- Treasury Secretary Timothy Geithner said the U.S. regulatory system must impose constraints on companies using risky strategies that could cause them to collapse, posing danger to the financial system. In prepared testimony for the House Financial Services Committee, Geithner said rules must be in place to keep companies from causing "grave damage" to the economy, citing the failure to rein in excesses at American International Group Inc. (AIG) and other companies.
- Chicago Federal Reserve President Charles Evans said the U.S. economy should start growing by the end of the 2009 and that unemployment will begin reversing course in 2010, Reuters reported. Evans also said regulation will be closely studied after the crisis is over.
- The Bank of China posted a 59% drop in fourth-quarter profit, taking losses from U.S. mortgage investment write-downs and higher bad-loan provisions. "People knew Bank of China would underperform peers in 2008 because of the investment loss, but we are still surprised by how much it missed the estimate," Liu Yinghua, a Shenzhen-based analyst at Ping An Securities Ltd. who plans to maintain her "neutral" rating on the stock, told Bloomberg. "There's a silver lining though: it has a clean slate to start in 2009."
- Goldman Sachs Group, Inc. (GS) said it plans to quickly pay back the $10 billion in TARP money it was given last October, an unnamed company source told The New York Times. Goldman was the largest recipient of TARP money and is paying a 5% interest to taxpayers for it.
- Inflation in the United Kingdom unexpectedly rose 3.2% in February from the year earlier. Food prices rose despite recession, but Bank of England Governor Mervyn King said the increase will likely be followed by a "sharp decline," Bloomberg reported.
- The New York Stock Exchange, the Nasdaq Stock Market and BATS Exchange want regulators to adopt a "modified uptick rule" to curb abusive short selling. The top three U.S. exchanges said in a joint letter yesterday (Tuesday) to SEC Chairwoman Mary Schapiro, that the old uptick rule — which was removed in 2007-likely wouldn't work in today's fast-moving markets, Reuters reported. Instead, they are pushing for a new rule that would only allow shorting at a price above the highest available bid. The old rule allowed short sales anytime the last sale price was higher than the previous price.

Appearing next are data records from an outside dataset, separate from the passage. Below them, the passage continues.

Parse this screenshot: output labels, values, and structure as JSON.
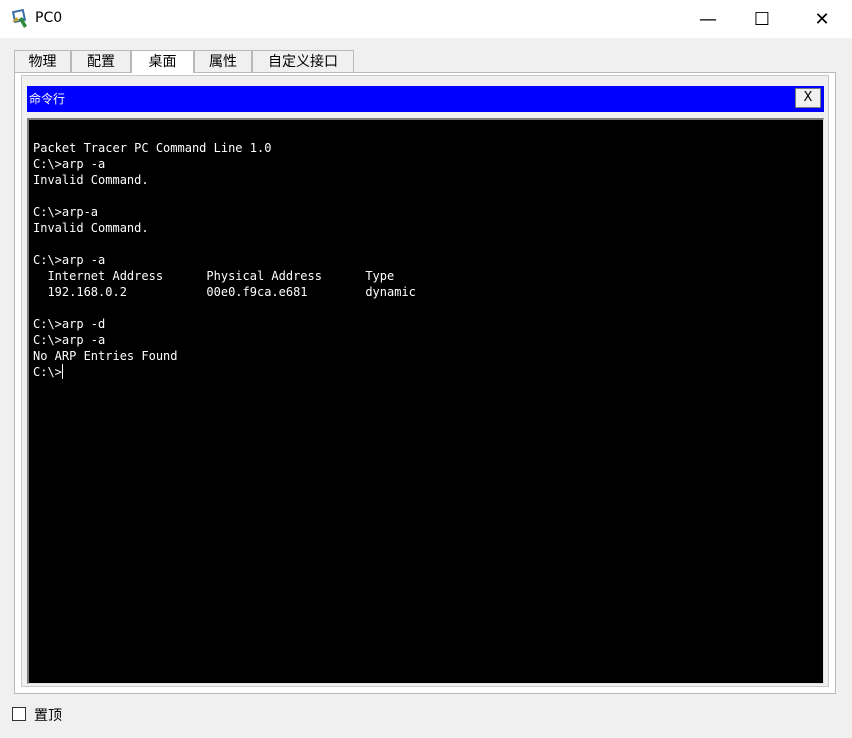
{
  "window": {
    "title": "PC0",
    "icon": "packet-tracer-pc-icon",
    "min_glyph": "—",
    "max_glyph": "☐",
    "close_glyph": "✕"
  },
  "tabs": [
    {
      "label": "物理",
      "active": false
    },
    {
      "label": "配置",
      "active": false
    },
    {
      "label": "桌面",
      "active": true
    },
    {
      "label": "属性",
      "active": false
    },
    {
      "label": "自定义接口",
      "active": false
    }
  ],
  "command_line": {
    "title": "命令行",
    "close_label": "X",
    "output": "Packet Tracer PC Command Line 1.0\nC:\\>arp -a\nInvalid Command.\n\nC:\\>arp-a\nInvalid Command.\n\nC:\\>arp -a\n  Internet Address      Physical Address      Type\n  192.168.0.2           00e0.f9ca.e681        dynamic\n\nC:\\>arp -d\nC:\\>arp -a\nNo ARP Entries Found\n",
    "prompt": "C:\\>"
  },
  "footer": {
    "topmost_label": "置顶",
    "topmost_checked": false
  },
  "colors": {
    "header_blue": "#0000ff",
    "terminal_bg": "#000000",
    "terminal_fg": "#ffffff"
  }
}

- Lloyd's of London Banking Group Plc (ADR:LYG), the world's biggest insurance market, said insurers are poised to raise prices in 2009, as declining investment yields on U.S. Treasuries pressure results. Clients with windstorm damages, owners of airplanes and bank executives can expect to see higher rates as insurance companies were squeezed last year by the costliest hurricane season since 2005 and declines in the value of bonds held to back policies."There will be a move in rates to make sure that underwriting in 2009 is profitable so that insurers have the funds to pay claims,"Chief Executive Officer Richard Ward, told Bloomberg in an interview yesterday (Tuesday).

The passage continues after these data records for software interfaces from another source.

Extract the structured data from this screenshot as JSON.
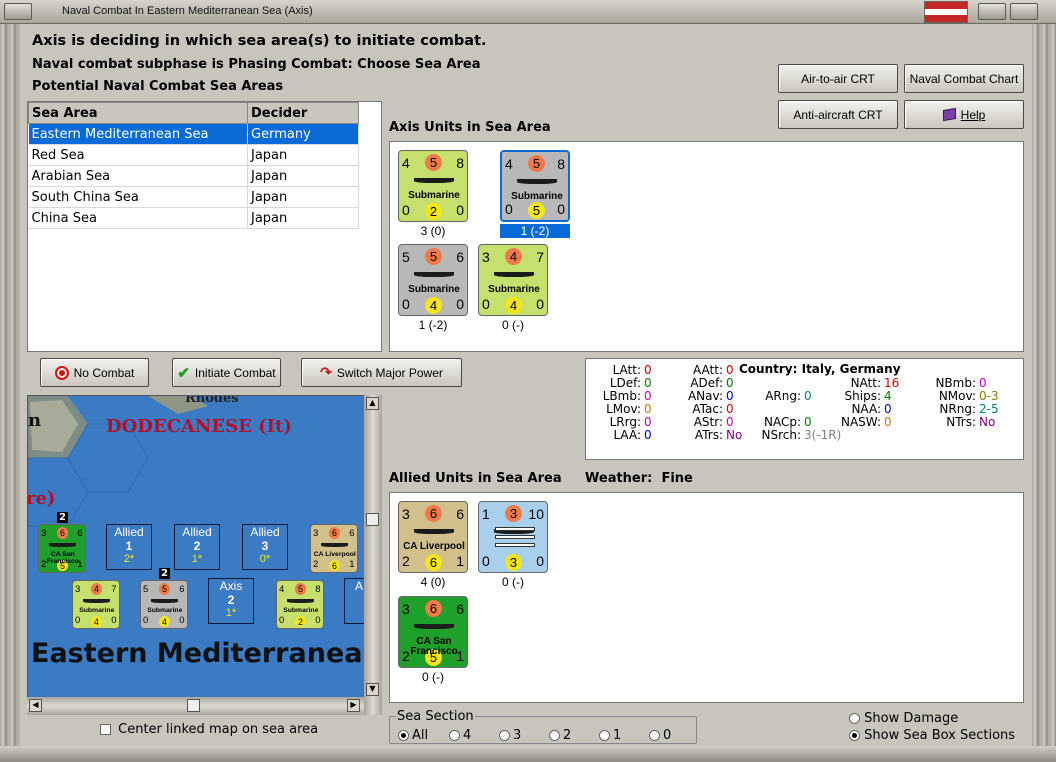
{
  "window": {
    "title": "Naval Combat In Eastern Mediterranean Sea (Axis)"
  },
  "header": {
    "line1": "Axis is deciding in which sea area(s) to initiate combat.",
    "line2": "Naval combat subphase is Phasing Combat: Choose Sea Area",
    "line3": "Potential Naval Combat Sea Areas"
  },
  "buttons": {
    "air_to_air": "Air-to-air CRT",
    "naval_chart": "Naval Combat Chart",
    "anti_aircraft": "Anti-aircraft CRT",
    "help": "Help",
    "no_combat": "No Combat",
    "initiate": "Initiate Combat",
    "switch_power": "Switch Major Power"
  },
  "sea_table": {
    "col_area": "Sea Area",
    "col_decider": "Decider",
    "rows": [
      {
        "area": "Eastern Mediterranean Sea",
        "decider": "Germany"
      },
      {
        "area": "Red Sea",
        "decider": "Japan"
      },
      {
        "area": "Arabian Sea",
        "decider": "Japan"
      },
      {
        "area": "South China Sea",
        "decider": "Japan"
      },
      {
        "area": "China Sea",
        "decider": "Japan"
      }
    ]
  },
  "axis_panel": {
    "label": "Axis Units in Sea Area",
    "units": [
      {
        "tl": "4",
        "tc": "5",
        "tr": "8",
        "type": "Submarine",
        "bl": "0",
        "bc": "2",
        "br": "0",
        "caption": "3 (0)",
        "color": "#c5e06c"
      },
      {
        "tl": "4",
        "tc": "5",
        "tr": "8",
        "type": "Submarine",
        "bl": "0",
        "bc": "5",
        "br": "0",
        "caption": "1 (-2)",
        "color": "#b8b8b8"
      },
      {
        "tl": "5",
        "tc": "5",
        "tr": "6",
        "type": "Submarine",
        "bl": "0",
        "bc": "4",
        "br": "0",
        "caption": "1 (-2)",
        "color": "#b8b8b8"
      },
      {
        "tl": "3",
        "tc": "4",
        "tr": "7",
        "type": "Submarine",
        "bl": "0",
        "bc": "4",
        "br": "0",
        "caption": "0 (-)",
        "color": "#c5e06c"
      }
    ]
  },
  "stats": {
    "country_label": "Country:",
    "country_value": "Italy, Germany",
    "items": [
      {
        "k": "LAtt:",
        "v": "0",
        "c": "#d00000"
      },
      {
        "k": "LDef:",
        "v": "0",
        "c": "#008000"
      },
      {
        "k": "LBmb:",
        "v": "0",
        "c": "#c000c0"
      },
      {
        "k": "LMov:",
        "v": "0",
        "c": "#c08000"
      },
      {
        "k": "LRrg:",
        "v": "0",
        "c": "#c000c0"
      },
      {
        "k": "LAA:",
        "v": "0",
        "c": "#0000c0"
      },
      {
        "k": "AAtt:",
        "v": "0",
        "c": "#d00000"
      },
      {
        "k": "ADef:",
        "v": "0",
        "c": "#008000"
      },
      {
        "k": "ANav:",
        "v": "0",
        "c": "#0000c0"
      },
      {
        "k": "ATac:",
        "v": "0",
        "c": "#d00000"
      },
      {
        "k": "AStr:",
        "v": "0",
        "c": "#c000c0"
      },
      {
        "k": "ATrs:",
        "v": "No",
        "c": "#800080"
      },
      {
        "k": "ARng:",
        "v": "0",
        "c": "#008080"
      },
      {
        "k": "NACp:",
        "v": "0",
        "c": "#008000"
      },
      {
        "k": "NSrch:",
        "v": "3(-1R)",
        "c": "#808080"
      },
      {
        "k": "NAtt:",
        "v": "16",
        "c": "#d00000"
      },
      {
        "k": "Ships:",
        "v": "4",
        "c": "#008000"
      },
      {
        "k": "NAA:",
        "v": "0",
        "c": "#0000c0"
      },
      {
        "k": "NASW:",
        "v": "0",
        "c": "#c08000"
      },
      {
        "k": "NBmb:",
        "v": "0",
        "c": "#c000c0"
      },
      {
        "k": "NMov:",
        "v": "0-3",
        "c": "#808000"
      },
      {
        "k": "NRng:",
        "v": "2-5",
        "c": "#008080"
      },
      {
        "k": "NTrs:",
        "v": "No",
        "c": "#800080"
      }
    ]
  },
  "allied_panel": {
    "label": "Allied Units in Sea Area",
    "weather_label": "Weather:",
    "weather_value": "Fine",
    "units": [
      {
        "tl": "3",
        "tc": "6",
        "tr": "6",
        "type": "CA Liverpool",
        "bl": "2",
        "bc": "6",
        "br": "1",
        "caption": "4 (0)",
        "color": "#d2c08c"
      },
      {
        "tl": "1",
        "tc": "3",
        "tr": "10",
        "type": "",
        "bl": "0",
        "bc": "3",
        "br": "0",
        "caption": "0 (-)",
        "color": "#a8d0ec"
      },
      {
        "tl": "3",
        "tc": "6",
        "tr": "6",
        "type": "CA San Francisco",
        "bl": "2",
        "bc": "5",
        "br": "1",
        "caption": "0 (-)",
        "color": "#1fa02a"
      }
    ]
  },
  "map": {
    "label_rhodes": "Rhodes",
    "label_dodecanese": "DODECANESE (It)",
    "label_n": "n",
    "label_re": "re)",
    "label_sea": "Eastern Mediterranean",
    "stack_count_1": "2",
    "stack_count_2": "2",
    "allied_boxes": [
      {
        "side": "Allied",
        "num": "1",
        "val": "2*"
      },
      {
        "side": "Allied",
        "num": "2",
        "val": "1*"
      },
      {
        "side": "Allied",
        "num": "3",
        "val": "0*"
      }
    ],
    "axis_box": {
      "side": "Axis",
      "num": "2",
      "val": "1*"
    },
    "axis_box_partial": "A",
    "mini_units": [
      {
        "tl": "3",
        "tc": "6",
        "tr": "6",
        "type": "CA San Francisco",
        "bl": "2",
        "bc": "5",
        "br": "1",
        "color": "#1fa02a"
      },
      {
        "tl": "3",
        "tc": "6",
        "tr": "6",
        "type": "CA Liverpool",
        "bl": "2",
        "bc": "6",
        "br": "1",
        "color": "#d2c08c"
      },
      {
        "tl": "3",
        "tc": "4",
        "tr": "7",
        "type": "Submarine",
        "bl": "0",
        "bc": "4",
        "br": "0",
        "color": "#c5e06c"
      },
      {
        "tl": "5",
        "tc": "5",
        "tr": "6",
        "type": "Submarine",
        "bl": "0",
        "bc": "4",
        "br": "0",
        "color": "#b8b8b8"
      },
      {
        "tl": "4",
        "tc": "5",
        "tr": "8",
        "type": "Submarine",
        "bl": "0",
        "bc": "2",
        "br": "0",
        "color": "#c5e06c"
      }
    ],
    "center_linked": "Center linked map on sea area"
  },
  "sea_section": {
    "label": "Sea Section",
    "options": [
      "All",
      "4",
      "3",
      "2",
      "1",
      "0"
    ],
    "selected": "All"
  },
  "options": {
    "show_damage": "Show Damage",
    "show_sections": "Show Sea Box Sections"
  }
}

- Copper futures ended lower yesterday (Tuesday) amid profit-taking from a rally that has seen prices climb more than 30% this year and hit their highest levels since early November. On Monday, data showed New York Mercantile Exchange's COMEX. in February from January on the back of record high imports, fueled by both commercial and strategic stockpiling, Reuters reported. Copper for May delivery shed 3.5 cents, or 1.9%, to close at $1.806 a pound in trading on the

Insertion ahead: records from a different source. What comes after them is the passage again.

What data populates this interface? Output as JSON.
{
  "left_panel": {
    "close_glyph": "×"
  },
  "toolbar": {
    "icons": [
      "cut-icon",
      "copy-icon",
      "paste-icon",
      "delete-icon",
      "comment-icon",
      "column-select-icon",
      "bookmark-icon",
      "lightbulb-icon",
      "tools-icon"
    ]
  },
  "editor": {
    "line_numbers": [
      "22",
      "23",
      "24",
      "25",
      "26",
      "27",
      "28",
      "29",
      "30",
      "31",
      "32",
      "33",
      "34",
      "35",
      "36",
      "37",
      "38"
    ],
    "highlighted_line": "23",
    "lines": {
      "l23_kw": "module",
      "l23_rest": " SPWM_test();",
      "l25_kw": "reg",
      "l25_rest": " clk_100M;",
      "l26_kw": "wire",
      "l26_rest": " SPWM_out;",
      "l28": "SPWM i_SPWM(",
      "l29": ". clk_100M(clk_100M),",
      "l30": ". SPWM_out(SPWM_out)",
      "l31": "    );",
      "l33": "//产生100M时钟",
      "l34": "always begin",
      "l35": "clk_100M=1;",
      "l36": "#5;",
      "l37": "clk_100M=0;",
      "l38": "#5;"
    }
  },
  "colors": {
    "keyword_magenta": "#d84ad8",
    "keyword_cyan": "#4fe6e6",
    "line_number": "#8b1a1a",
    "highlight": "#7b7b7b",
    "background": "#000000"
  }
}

- Mexico's inflation rate slowed in early March, after consumer prices rose 6.25% in the 12 months through mid-February, the central bank said yesterday (Tuesday). The government has frozen or trimmed some energy prices, including electricity rates, since January to shield households and businesses from the global economic slowdown. The government is hoping reducing inflation will give the central bank more room to cut interest rates in order to boost the flagging economy, Reuters reported.